Now, imagine that they all have to be perfect and that certain ideas have to go with other ones. For example, you would not want a shoe that has a very square throat line but then have curved lines everywhere else on the shoe. It will become off balance. It may be intriguing at first but not as intriguing as the shoe whose lines are all in cohesion. When it comes to the pattern, most of the time we are not even understanding why we find the shoe beautiful, but we do mainly because of how that pattern sits on the shape of the shoe….understanding these two things as a last maker/pattern maker is what separates the big boys for the amateurs….
3. The Leather
Funny enough the leather for me is the least important. So many people are insanely fixated with having perfect leather that is blemish free and that doesn’t crease. I guess that working in the industry for so long and seeing thousands and thousands of shoes in my time, I soon realized how unrealistic this idea of always having perfect leather actually is. Having nice leather is great, having perfect leather is even better, but the best thing about leather is the fact that it can be manipulated, where as the shape and pattern cannot be changed once it is done. You see the top grade leather if not maintained can look like crap. And the cheap leather with blemishes can be made nice if shined properly and has consistent upkeep. So while of course, I would always prefer a nice, high quality leather, the real key to your shoes looking beautiful is not the grade of it but rather the upkeep of it. There are not too many things more beautiful than a well polished shoe….
Justin, “The Shoe Snob”
Believe the spectators are bespoke samples by Corno Blu
cheers for that Andy!
Great post! That Bespoke Anthony Delos is freaking amazing!
Great post, Justin, as usual.
You mean that there is some “proper taste” engraved in our minds, “on a subconscious level”, possibly after years unvoluntarily seing -not looking at- those “good taste” lines, designs, patterns?
I wish you were right! But this morning, in a bus, looking at other’s feet… well, you know….
haha….yea but even though they don’t dress well that doesn’t mean that they don’t know…most people don’t have the confidence…people don’t stare at you if you look like crap, but they do if you look good….it takes confidence
JUSTIN, This is a great post indeed! Now, we know you are enthusiastic about – among many middle range shoes.
This post and the ensuing comments have completely changed my personal approach to shoes
After reading this post I now realise
Why companies like meermin whom I’ve bought a few pair of shoes from recently don’t make the elongated slim waisted shoes I like that are mostly made by bespoke shoe makers
Great post as always
Hi Justin…I enjoy reading your articles which I started reading in
past 2 months…had a question…I wear 7.5UK and have narrow feet, AAA
on border of AAAA. I really like slim shoes with elongated toe area…I
have bought a Meermin Maestro recently which although is great value for
money does not give the sleek look I like. I have a YSL silp-on which
looks gorgeous..I think the G&Gs also look sleek.

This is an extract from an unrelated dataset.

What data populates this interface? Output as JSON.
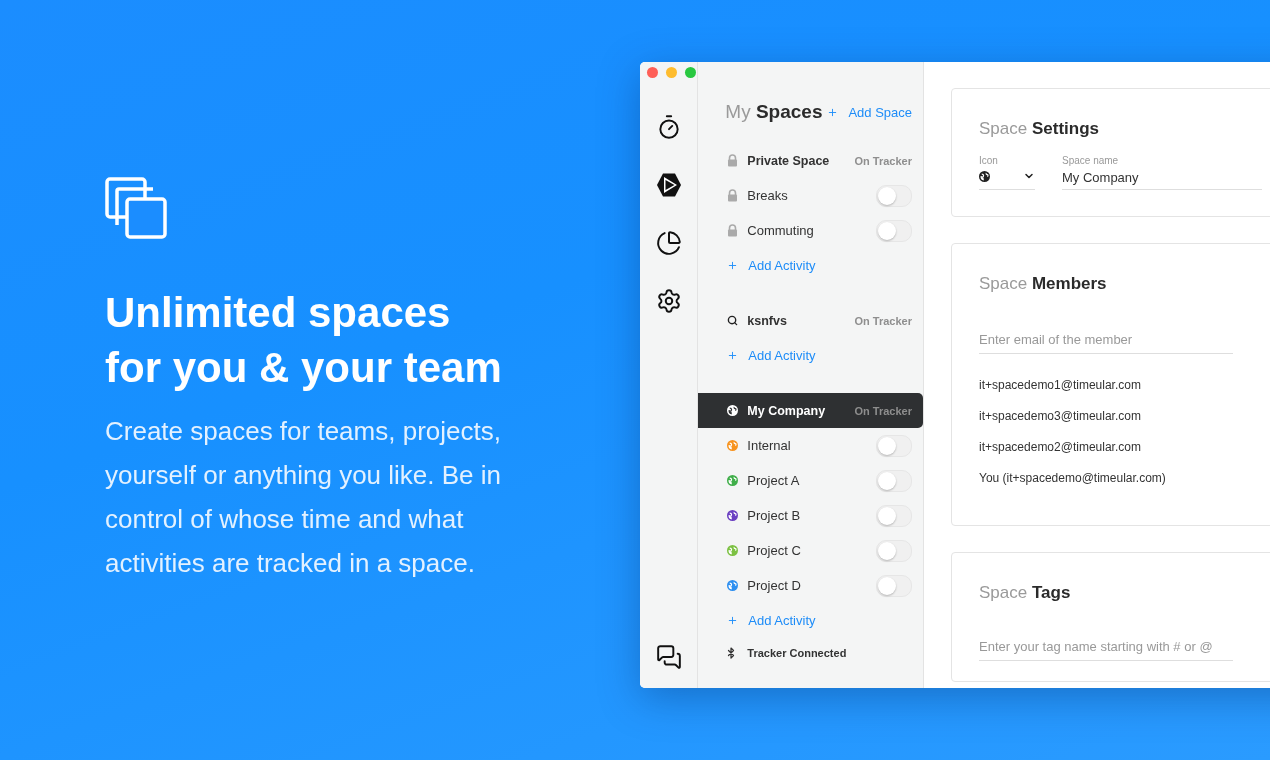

I guess I like the
french/Italian styles more1
I want to purchase a pair of
slip-on/lace-ups(to be decided), and would like to know if you can
provide? If not any recommended value for money manufacturers? Any
recomendations if I want to get them in Cordovan?
with narrow feet like that and wanting Cordovan I would look at Carmina. They do MTO so anything is up for grabs
never heard of them before. But from the looks of the few pics online, they would not be me thing in terms of value vs money
I like to see comparisons between a good and a poor sample to get a better feel on the subject.